In the face of the largest budget surplus in the history of the state, our ‘conservative’ legislature chose to push income tax cuts to one of the rearmost burners of the legislative stove, with the result that they were unable to arrive at a compromise on how to get it done during the regular session. The only thing they did agree on was that it would amount to a paltry 7% of the budget surplus. Everyone agreed that they would get together and hammer it out in a special session this spring.
Now, due to an “unfortunate oversight,” as Governor Huntsman phrases it (here), half of that amount has evaporated. The upshot is that there will be no special session to reduce the amount Utah taxpayers are being overcharged.
I fully accept the premise that wisely investing much of the budget surplus to address significant infrastructure needs was important and necessary, although; I am dubious about how well this money will be spent. Government does not have the best track record in this area. However, I was chagrined that our legislators gave cutting income tax such a low priority. In my opinion, this should have been the top priority with other funding issues being managed out of the remainder.

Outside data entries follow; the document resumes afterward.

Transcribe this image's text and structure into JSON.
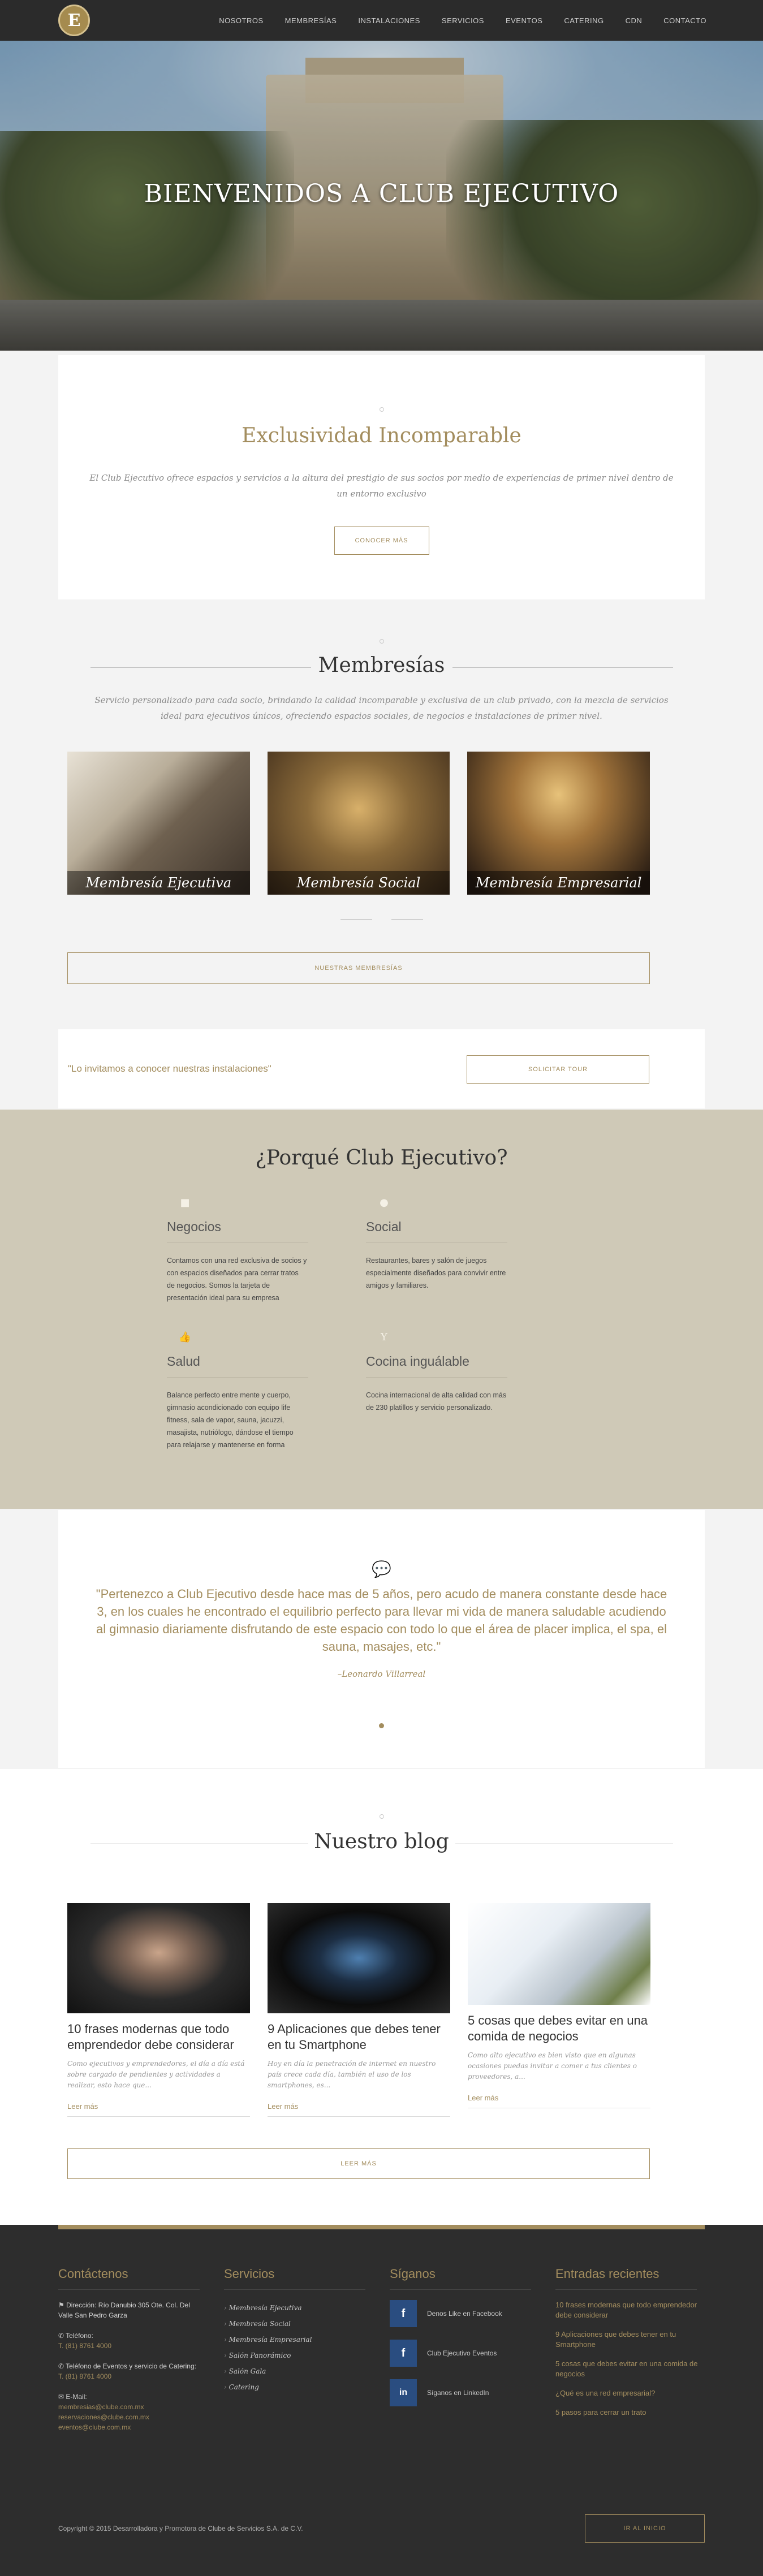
{
  "nav": {
    "logo_letter": "E",
    "items": [
      "NOSOTROS",
      "MEMBRESÍAS",
      "INSTALACIONES",
      "SERVICIOS",
      "EVENTOS",
      "CATERING",
      "CDN",
      "CONTACTO"
    ]
  },
  "hero": {
    "title": "BIENVENIDOS A CLUB EJECUTIVO"
  },
  "exclusividad": {
    "title": "Exclusividad Incomparable",
    "text": "El Club Ejecutivo ofrece espacios y servicios a la altura del prestigio de sus socios por medio de experiencias de primer nivel dentro de un entorno exclusivo",
    "button": "CONOCER MÁS"
  },
  "membresias": {
    "title": "Membresías",
    "text": "Servicio personalizado para cada socio, brindando la calidad incomparable y exclusiva de un club privado, con la mezcla de servicios ideal para ejecutivos únicos, ofreciendo espacios sociales, de negocios e instalaciones de primer nivel.",
    "cards": [
      "Membresía Ejecutiva",
      "Membresía Social",
      "Membresía Empresarial"
    ],
    "button": "NUESTRAS MEMBRESÍAS"
  },
  "invite": {
    "text": "\"Lo invitamos a conocer nuestras instalaciones\"",
    "button": "SOLICITAR TOUR"
  },
  "porque": {
    "title": "¿Porqué Club Ejecutivo?",
    "features": [
      {
        "icon": "briefcase-icon",
        "title": "Negocios",
        "text": "Contamos con una red exclusiva de socios y con espacios diseñados para cerrar tratos de negocios. Somos la tarjeta de presentación ideal para su empresa"
      },
      {
        "icon": "globe-icon",
        "title": "Social",
        "text": "Restaurantes, bares y salón de juegos especialmente diseñados para convivir entre amigos y familiares."
      },
      {
        "icon": "thumbs-up-icon",
        "title": "Salud",
        "text": "Balance perfecto entre mente y cuerpo, gimnasio acondicionado con equipo life fitness, sala de vapor, sauna, jacuzzi, masajista, nutriólogo, dándose el tiempo para relajarse y mantenerse en forma"
      },
      {
        "icon": "cocktail-icon",
        "title": "Cocina inguálable",
        "text": "Cocina internacional de alta calidad con más de 230 platillos y servicio personalizado."
      }
    ]
  },
  "testimonial": {
    "quote": "\"Pertenezco a Club Ejecutivo desde hace mas de 5 años, pero acudo de manera constante desde hace 3, en los cuales he encontrado el equilibrio perfecto para llevar mi vida de manera saludable acudiendo al gimnasio diariamente disfrutando de este espacio con todo lo que el área de placer implica, el spa, el sauna, masajes, etc.\"",
    "author": "–Leonardo Villarreal"
  },
  "blog": {
    "title": "Nuestro blog",
    "posts": [
      {
        "title": "10 frases modernas que todo emprendedor debe considerar",
        "excerpt": "Como ejecutivos y emprendedores, el día a día está sobre cargado de pendientes y actividades a realizar, esto hace que...",
        "more": "Leer más"
      },
      {
        "title": "9 Aplicaciones que debes tener en tu Smartphone",
        "excerpt": "Hoy en día la penetración de internet en nuestro país crece cada día, también el uso de los smartphones, es...",
        "more": "Leer más"
      },
      {
        "title": "5 cosas que debes evitar en una comida de negocios",
        "excerpt": "Como alto ejecutivo es bien visto que en algunas ocasiones puedas invitar a comer a tus clientes o proveedores, a...",
        "more": "Leer más"
      }
    ],
    "button": "LEER MÁS"
  },
  "footer": {
    "contact": {
      "title": "Contáctenos",
      "address_label": "Dirección: Río Danubio 305 Ote. Col. Del Valle San Pedro Garza",
      "phone_label": "Teléfono:",
      "phone": "T. (81) 8761 4000",
      "events_label": "Teléfono de Eventos y servicio de Catering:",
      "events_phone": "T. (81) 8761 4000",
      "email_label": "E-Mail:",
      "emails": [
        "membresias@clube.com.mx",
        "reservaciones@clube.com.mx",
        "eventos@clube.com.mx"
      ]
    },
    "services": {
      "title": "Servicios",
      "items": [
        "Membresía Ejecutiva",
        "Membresía Social",
        "Membresía Empresarial",
        "Salón Panorámico",
        "Salón Gala",
        "Catering"
      ]
    },
    "social": {
      "title": "Síganos",
      "items": [
        {
          "icon": "facebook-icon",
          "glyph": "f",
          "label": "Denos Like en Facebook"
        },
        {
          "icon": "facebook-icon",
          "glyph": "f",
          "label": "Club Ejecutivo Eventos"
        },
        {
          "icon": "linkedin-icon",
          "glyph": "in",
          "label": "Síganos en LinkedIn"
        }
      ]
    },
    "recent": {
      "title": "Entradas recientes",
      "items": [
        "10 frases modernas que todo emprendedor debe considerar",
        "9 Aplicaciones que debes tener en tu Smartphone",
        "5 cosas que debes evitar en una comida de negocios",
        "¿Qué es una red empresarial?",
        "5 pasos para cerrar un trato"
      ]
    },
    "copyright": "Copyright © 2015 Desarrolladora y Promotora de Clube de Servicios S.A. de C.V.",
    "top_button": "IR AL INICIO"
  },
  "colors": {
    "accent": "#a38d5e",
    "dark": "#2b2b2b",
    "beige": "#cfc9b7"
  }
}
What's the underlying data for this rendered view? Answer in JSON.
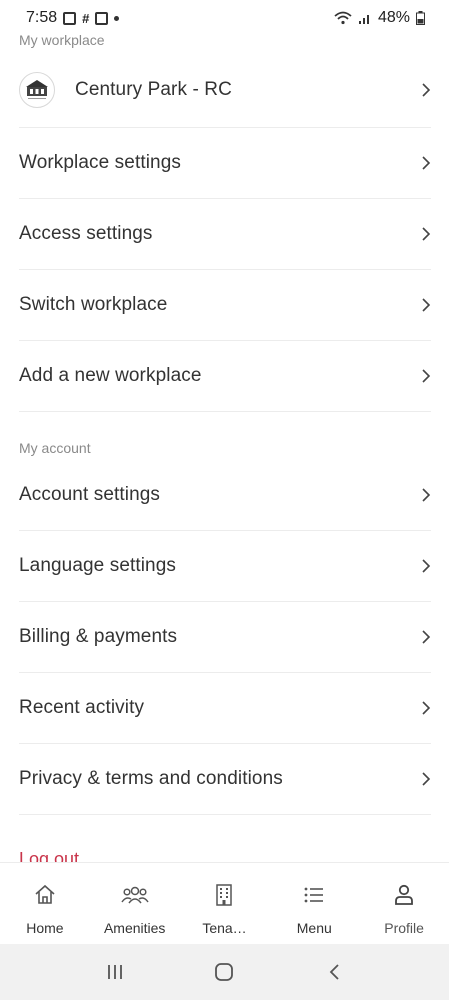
{
  "status_bar": {
    "time": "7:58",
    "battery": "48%"
  },
  "workplace_section": {
    "header": "My workplace",
    "workplace_name": "Century Park - RC",
    "items": [
      {
        "label": "Workplace settings"
      },
      {
        "label": "Access settings"
      },
      {
        "label": "Switch workplace"
      },
      {
        "label": "Add a new workplace"
      }
    ]
  },
  "account_section": {
    "header": "My account",
    "items": [
      {
        "label": "Account settings"
      },
      {
        "label": "Language settings"
      },
      {
        "label": "Billing & payments"
      },
      {
        "label": "Recent activity"
      },
      {
        "label": "Privacy & terms and conditions"
      }
    ]
  },
  "logout_label": "Log out",
  "tabs": [
    {
      "label": "Home",
      "icon": "home-icon"
    },
    {
      "label": "Amenities",
      "icon": "people-icon"
    },
    {
      "label": "Tena…",
      "icon": "building-icon"
    },
    {
      "label": "Menu",
      "icon": "list-icon"
    },
    {
      "label": "Profile",
      "icon": "user-icon",
      "active": true
    }
  ],
  "colors": {
    "logout": "#c9344a",
    "divider": "#ececec",
    "section_header": "#8a8a8a"
  }
}
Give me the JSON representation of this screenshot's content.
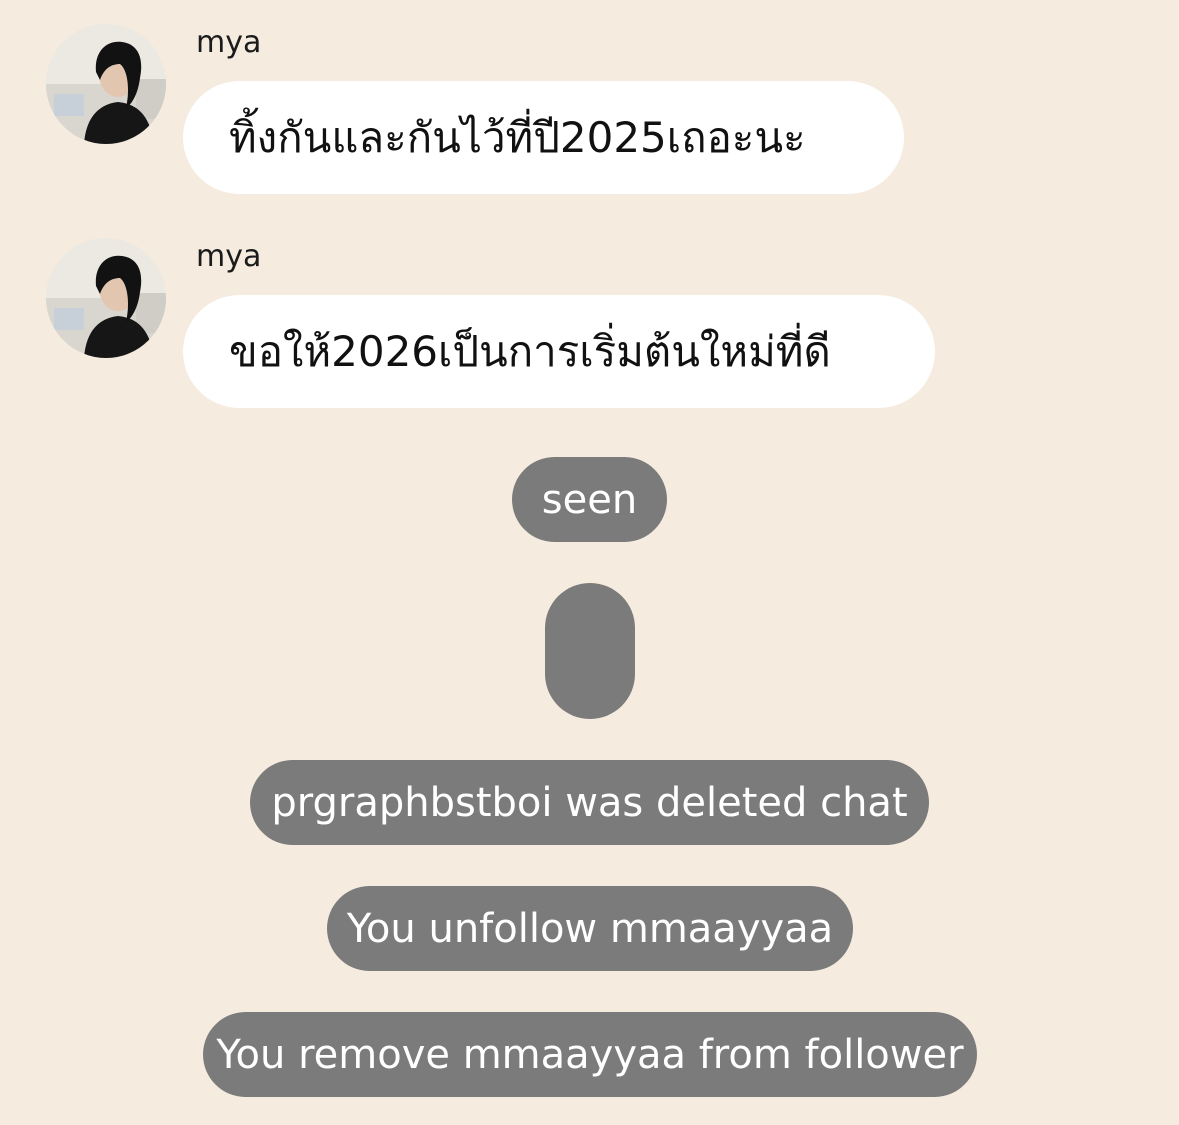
{
  "messages": [
    {
      "sender": "mya",
      "text": "ทิ้งกันและกันไว้ที่ปี2025เถอะนะ"
    },
    {
      "sender": "mya",
      "text": "ขอให้2026เป็นการเริ่มต้นใหม่ที่ดี"
    }
  ],
  "status": {
    "seen": "seen"
  },
  "system_messages": [
    "prgraphbstboi was deleted chat",
    "You unfollow mmaayyaa",
    "You remove mmaayyaa from follower"
  ],
  "colors": {
    "background": "#f5ebdf",
    "bubble": "#ffffff",
    "system_pill": "#7b7b7b"
  }
}
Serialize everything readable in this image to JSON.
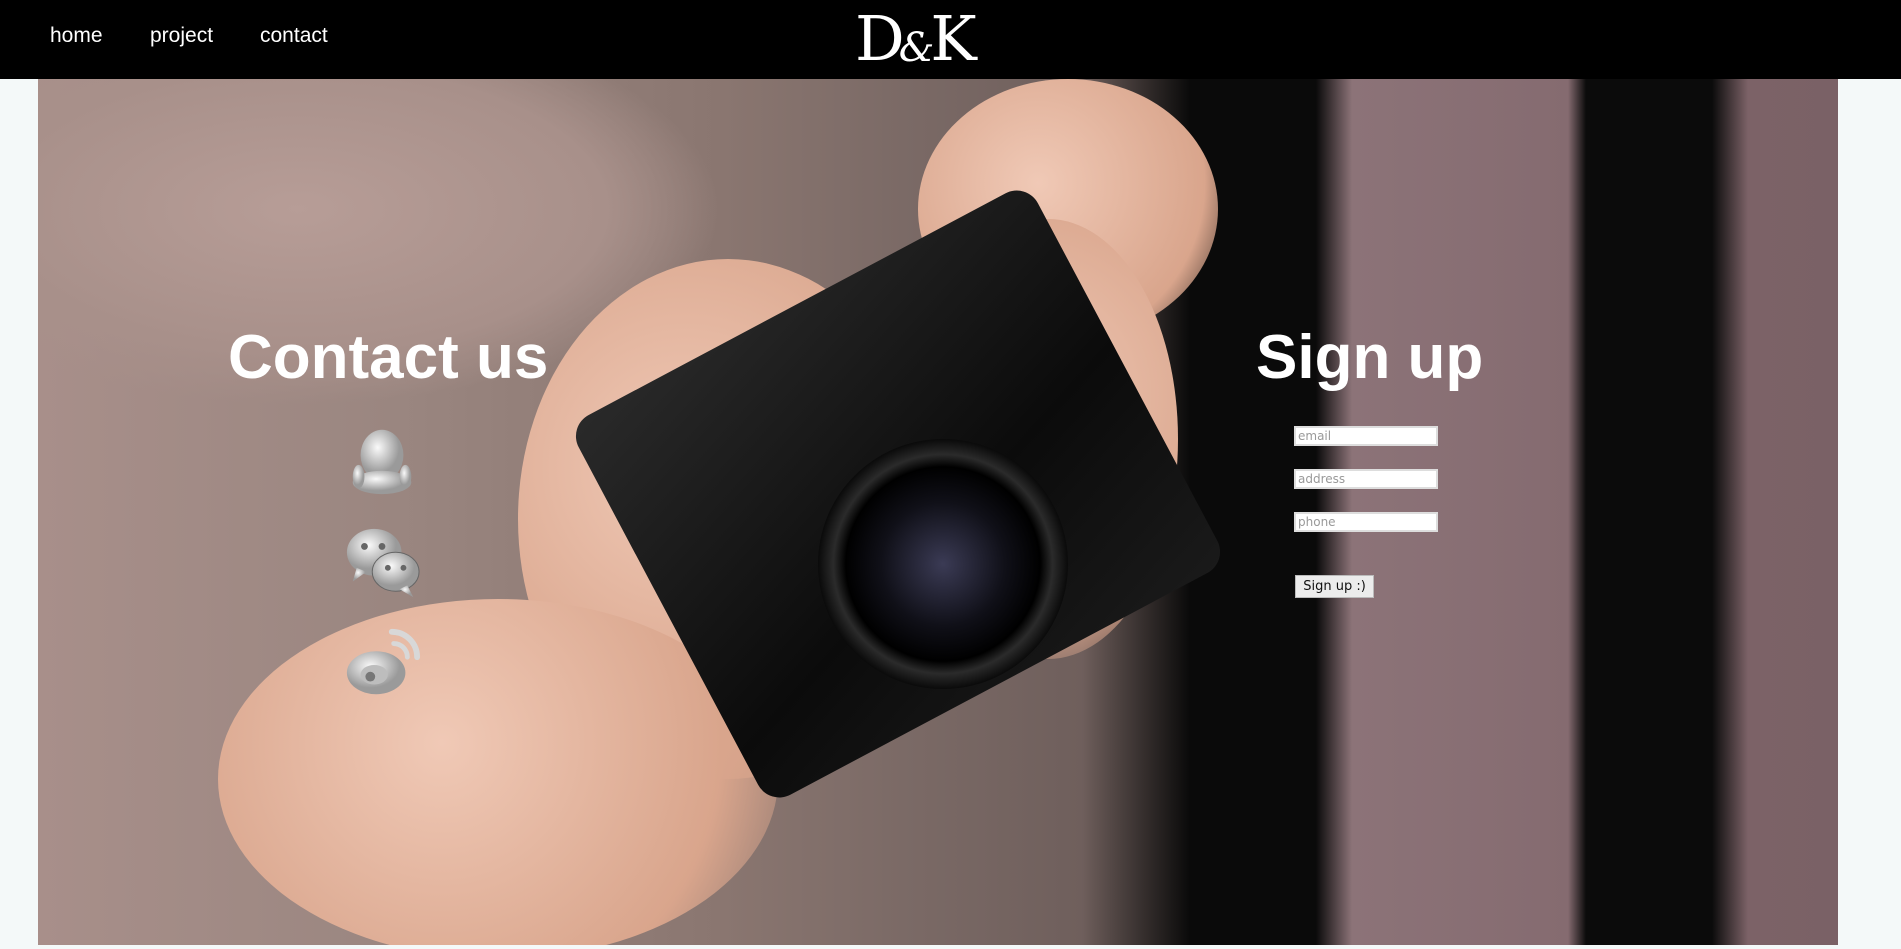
{
  "header": {
    "nav": [
      {
        "label": "home"
      },
      {
        "label": "project"
      },
      {
        "label": "contact"
      }
    ],
    "logo": "D&K"
  },
  "contact": {
    "title": "Contact us",
    "icons": [
      "qq-icon",
      "wechat-icon",
      "weibo-icon"
    ]
  },
  "signup": {
    "title": "Sign up",
    "fields": [
      {
        "placeholder": "email"
      },
      {
        "placeholder": "address"
      },
      {
        "placeholder": "phone"
      }
    ],
    "button_label": "Sign up :)"
  },
  "colors": {
    "header_bg": "#000000",
    "text": "#ffffff",
    "page_bg": "#f4f9f9"
  }
}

There is a fundamental problem here. Our legislators had the wrong focus. I was highly disappointed in the number of ‘conservative’ legislators that found it necessary to fund all kinds of governmental “needs” that have been “under funded” for so long. One legislator stood in a meeting I attended and told us how many budget requests went unfulfilled. I wanted to scream, “Don’t you get it, man? Government bureaucracies have unlimited desires. The two things they know how to do better than anything else are to spend their budgets and to prepare budget requests.”
It seems interesting to me that perpetually “under funded” programs continue to survive without significant negative impact. Perhaps the reason for this is that the services provided are less than worthwhile or else are ill placed in government. I don’t subscribe to the wait-until-it’s-broken-to-fix-it theory, but we should have an honest discussion about whether the state has any business providing some of the services it provides.
I discussed here my disappointment that we threw more money at the education bureaucracy without exacting any kind of meaningful reform. As noted in this WSJ article, “You don't make a bureaucracy better by throwing money at it; you make it compete.” Perhaps someday the rising tide in favor of educational competition will overcome the bureaucrats’ and unions’ efforts to thwart it.
I can’t say that I’m surprised that our politicians found no real money in the $1 billion surplus to reduce the amount we pay in income taxes, but I am disappointed. However, I have to wonder if many of my fellow citizens are similarly disappointed, or even care about it. Many of those I have spoken with simply shrug it off. I have to wonder if any of our politicians will pay a price at their conventions or at the polls. If not, we can expect more of the same.